==== Extracted records ====

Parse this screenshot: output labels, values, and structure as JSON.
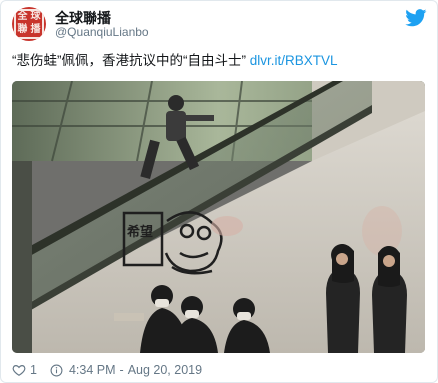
{
  "account": {
    "display_name": "全球聯播",
    "handle": "@QuanqiuLianbo",
    "avatar_seal": [
      "全",
      "球",
      "聯",
      "播"
    ]
  },
  "tweet": {
    "text": "“悲伤蛙”佩佩，香港抗议中的“自由斗士”",
    "link": "dlvr.it/RBXTVL"
  },
  "photo": {
    "sign_text": "希望",
    "description_icon": "photo"
  },
  "footer": {
    "likes": "1",
    "time": "4:34 PM",
    "separator": "-",
    "date": "Aug 20, 2019"
  },
  "colors": {
    "link": "#1b95e0",
    "twitter_blue": "#1da1f2",
    "muted": "#657786",
    "like_red": "#e0245e"
  },
  "icons": [
    "twitter-bird-icon",
    "heart-icon",
    "info-icon"
  ]
}
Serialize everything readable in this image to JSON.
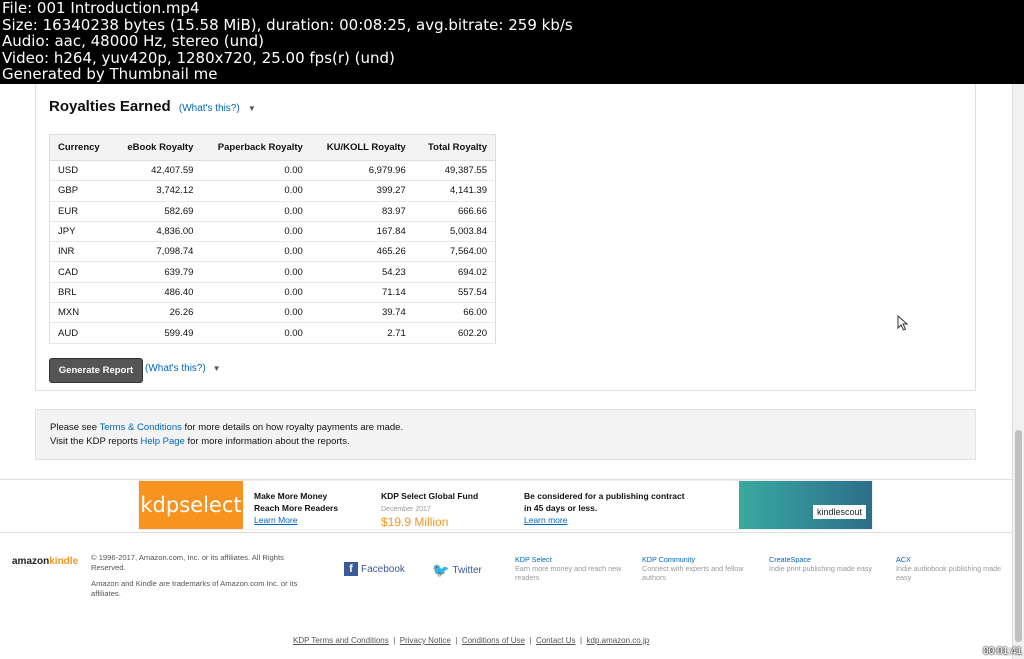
{
  "header_overlay": [
    "File: 001 Introduction.mp4",
    "Size: 16340238 bytes (15.58 MiB), duration: 00:08:25, avg.bitrate: 259 kb/s",
    "Audio: aac, 48000 Hz, stereo (und)",
    "Video: h264, yuv420p, 1280x720, 25.00 fps(r) (und)",
    "Generated by Thumbnail me"
  ],
  "royalties": {
    "title": "Royalties Earned",
    "whats_this": "(What's this?)",
    "columns": [
      "Currency",
      "eBook Royalty",
      "Paperback Royalty",
      "KU/KOLL Royalty",
      "Total Royalty"
    ],
    "rows": [
      [
        "USD",
        "42,407.59",
        "0.00",
        "6,979.96",
        "49,387.55"
      ],
      [
        "GBP",
        "3,742.12",
        "0.00",
        "399.27",
        "4,141.39"
      ],
      [
        "EUR",
        "582.69",
        "0.00",
        "83.97",
        "666.66"
      ],
      [
        "JPY",
        "4,836.00",
        "0.00",
        "167.84",
        "5,003.84"
      ],
      [
        "INR",
        "7,098.74",
        "0.00",
        "465.26",
        "7,564.00"
      ],
      [
        "CAD",
        "639.79",
        "0.00",
        "54.23",
        "694.02"
      ],
      [
        "BRL",
        "486.40",
        "0.00",
        "71.14",
        "557.54"
      ],
      [
        "MXN",
        "26.26",
        "0.00",
        "39.74",
        "66.00"
      ],
      [
        "AUD",
        "599.49",
        "0.00",
        "2.71",
        "602.20"
      ]
    ],
    "generate_button": "Generate Report",
    "generate_whats": "(What's this?)"
  },
  "notice": {
    "line1_pre": "Please see ",
    "line1_link": "Terms & Conditions",
    "line1_post": " for more details on how royalty payments are made.",
    "line2_pre": "Visit the KDP reports ",
    "line2_link": "Help Page",
    "line2_post": " for more information about the reports."
  },
  "banner": {
    "logo": "kdpselect",
    "col1_title": "Make More Money",
    "col1_sub": "Reach More Readers",
    "col1_link": "Learn More",
    "col2_title": "KDP Select Global Fund",
    "col2_date": "December 2017",
    "col2_amount": "$19.9 Million",
    "col3_title": "Be considered for a publishing contract",
    "col3_sub": "in 45 days or less.",
    "col3_link": "Learn more",
    "scout_label": "kindlescout"
  },
  "footer": {
    "brand_a": "amazon",
    "brand_b": "kindle",
    "copyright": "© 1996-2017, Amazon.com, Inc. or its affiliates. All Rights Reserved.",
    "trademark": "Amazon and Kindle are trademarks of Amazon.com Inc. or its affiliates.",
    "facebook": "Facebook",
    "twitter": "Twitter",
    "cols": [
      {
        "title": "KDP Select",
        "desc": "Earn more money and reach new readers"
      },
      {
        "title": "KDP Community",
        "desc": "Connect with experts and fellow authors"
      },
      {
        "title": "CreateSpace",
        "desc": "Indie print publishing made easy"
      },
      {
        "title": "ACX",
        "desc": "Indie audiobook publishing made easy"
      }
    ],
    "links": [
      "KDP Terms and Conditions",
      "Privacy Notice",
      "Conditions of Use",
      "Contact Us",
      "kdp.amazon.co.jp"
    ]
  },
  "timecode": "00:01:41"
}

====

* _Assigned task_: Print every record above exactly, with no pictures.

* _Response box_:
Parse this screenshot: output labels, values, and structure as JSON.
{
  "account": {
    "display_name": "全球聯播",
    "handle": "@QuanqiuLianbo",
    "avatar_seal": [
      "全",
      "球",
      "聯",
      "播"
    ]
  },
  "tweet": {
    "text": "“悲伤蛙”佩佩，香港抗议中的“自由斗士”",
    "link": "dlvr.it/RBXTVL"
  },
  "photo": {
    "sign_text": "希望",
    "description_icon": "photo"
  },
  "footer": {
    "likes": "1",
    "time": "4:34 PM",
    "separator": "-",
    "date": "Aug 20, 2019"
  },
  "colors": {
    "link": "#1b95e0",
    "twitter_blue": "#1da1f2",
    "muted": "#657786",
    "like_red": "#e0245e"
  },
  "icons": [
    "twitter-bird-icon",
    "heart-icon",
    "info-icon"
  ]
}
Serialize everything readable in this image to JSON.
{
  "header_overlay": [
    "File: 001 Introduction.mp4",
    "Size: 16340238 bytes (15.58 MiB), duration: 00:08:25, avg.bitrate: 259 kb/s",
    "Audio: aac, 48000 Hz, stereo (und)",
    "Video: h264, yuv420p, 1280x720, 25.00 fps(r) (und)",
    "Generated by Thumbnail me"
  ],
  "royalties": {
    "title": "Royalties Earned",
    "whats_this": "(What's this?)",
    "columns": [
      "Currency",
      "eBook Royalty",
      "Paperback Royalty",
      "KU/KOLL Royalty",
      "Total Royalty"
    ],
    "rows": [
      [
        "USD",
        "42,407.59",
        "0.00",
        "6,979.96",
        "49,387.55"
      ],
      [
        "GBP",
        "3,742.12",
        "0.00",
        "399.27",
        "4,141.39"
      ],
      [
        "EUR",
        "582.69",
        "0.00",
        "83.97",
        "666.66"
      ],
      [
        "JPY",
        "4,836.00",
        "0.00",
        "167.84",
        "5,003.84"
      ],
      [
        "INR",
        "7,098.74",
        "0.00",
        "465.26",
        "7,564.00"
      ],
      [
        "CAD",
        "639.79",
        "0.00",
        "54.23",
        "694.02"
      ],
      [
        "BRL",
        "486.40",
        "0.00",
        "71.14",
        "557.54"
      ],
      [
        "MXN",
        "26.26",
        "0.00",
        "39.74",
        "66.00"
      ],
      [
        "AUD",
        "599.49",
        "0.00",
        "2.71",
        "602.20"
      ]
    ],
    "generate_button": "Generate Report",
    "generate_whats": "(What's this?)"
  },
  "notice": {
    "line1_pre": "Please see ",
    "line1_link": "Terms & Conditions",
    "line1_post": " for more details on how royalty payments are made.",
    "line2_pre": "Visit the KDP reports ",
    "line2_link": "Help Page",
    "line2_post": " for more information about the reports."
  },
  "banner": {
    "logo": "kdpselect",
    "col1_title": "Make More Money",
    "col1_sub": "Reach More Readers",
    "col1_link": "Learn More",
    "col2_title": "KDP Select Global Fund",
    "col2_date": "December 2017",
    "col2_amount": "$19.9 Million",
    "col3_title": "Be considered for a publishing contract",
    "col3_sub": "in 45 days or less.",
    "col3_link": "Learn more",
    "scout_label": "kindlescout"
  },
  "footer": {
    "brand_a": "amazon",
    "brand_b": "kindle",
    "copyright": "© 1996-2017, Amazon.com, Inc. or its affiliates. All Rights Reserved.",
    "trademark": "Amazon and Kindle are trademarks of Amazon.com Inc. or its affiliates.",
    "facebook": "Facebook",
    "twitter": "Twitter",
    "cols": [
      {
        "title": "KDP Select",
        "desc": "Earn more money and reach new readers"
      },
      {
        "title": "KDP Community",
        "desc": "Connect with experts and fellow authors"
      },
      {
        "title": "CreateSpace",
        "desc": "Indie print publishing made easy"
      },
      {
        "title": "ACX",
        "desc": "Indie audiobook publishing made easy"
      }
    ],
    "links": [
      "KDP Terms and Conditions",
      "Privacy Notice",
      "Conditions of Use",
      "Contact Us",
      "kdp.amazon.co.jp"
    ]
  },
  "timecode": "00:01:41"
}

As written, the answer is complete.